Dataset rows describing interfaces
+++
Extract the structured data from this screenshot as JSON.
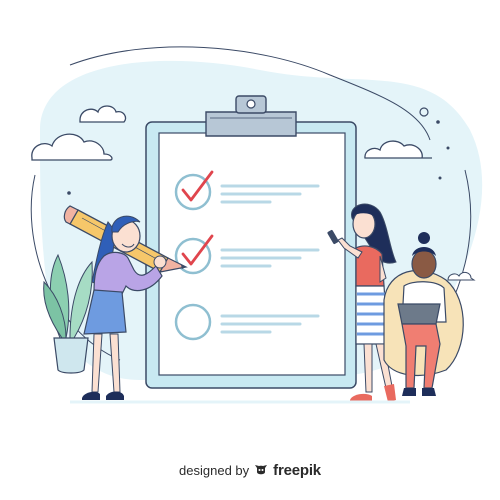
{
  "credit": {
    "designed_by": "designed by",
    "brand": "freepik",
    "logo_icon": "freepik-logo-icon"
  },
  "checklist": {
    "items": [
      {
        "checked": true
      },
      {
        "checked": true
      },
      {
        "checked": false
      }
    ]
  },
  "colors": {
    "outline": "#3b4a66",
    "clipboard_frame": "#c8e9f2",
    "clipboard_paper": "#ffffff",
    "clip": "#b7c7d6",
    "backdrop": "#e4f4f9",
    "check": "#e0454d",
    "circle": "#8fbfd1",
    "line": "#b8d8e6",
    "hair_blue": "#2f5fb8",
    "hair_dark": "#1e2e5a",
    "sweater": "#b9a4e6",
    "skirt": "#6e9be0",
    "top_red": "#e96a5f",
    "pants_red": "#f07e72",
    "laptop": "#6d7a8a",
    "beanbag": "#f7e3b8",
    "pencil_body": "#f6c76a",
    "pencil_tip": "#f1b3a2",
    "leaf": "#8ccfb1",
    "pot": "#cfe7ee",
    "skin_light": "#fbe0d2",
    "skin_dark": "#8a5a44"
  }
}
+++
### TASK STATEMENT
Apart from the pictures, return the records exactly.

### OUTPUT BELOW
Extract the structured data from this screenshot as JSON.
{
  "credit": {
    "designed_by": "designed by",
    "brand": "freepik",
    "logo_icon": "freepik-logo-icon"
  },
  "checklist": {
    "items": [
      {
        "checked": true
      },
      {
        "checked": true
      },
      {
        "checked": false
      }
    ]
  },
  "colors": {
    "outline": "#3b4a66",
    "clipboard_frame": "#c8e9f2",
    "clipboard_paper": "#ffffff",
    "clip": "#b7c7d6",
    "backdrop": "#e4f4f9",
    "check": "#e0454d",
    "circle": "#8fbfd1",
    "line": "#b8d8e6",
    "hair_blue": "#2f5fb8",
    "hair_dark": "#1e2e5a",
    "sweater": "#b9a4e6",
    "skirt": "#6e9be0",
    "top_red": "#e96a5f",
    "pants_red": "#f07e72",
    "laptop": "#6d7a8a",
    "beanbag": "#f7e3b8",
    "pencil_body": "#f6c76a",
    "pencil_tip": "#f1b3a2",
    "leaf": "#8ccfb1",
    "pot": "#cfe7ee",
    "skin_light": "#fbe0d2",
    "skin_dark": "#8a5a44"
  }
}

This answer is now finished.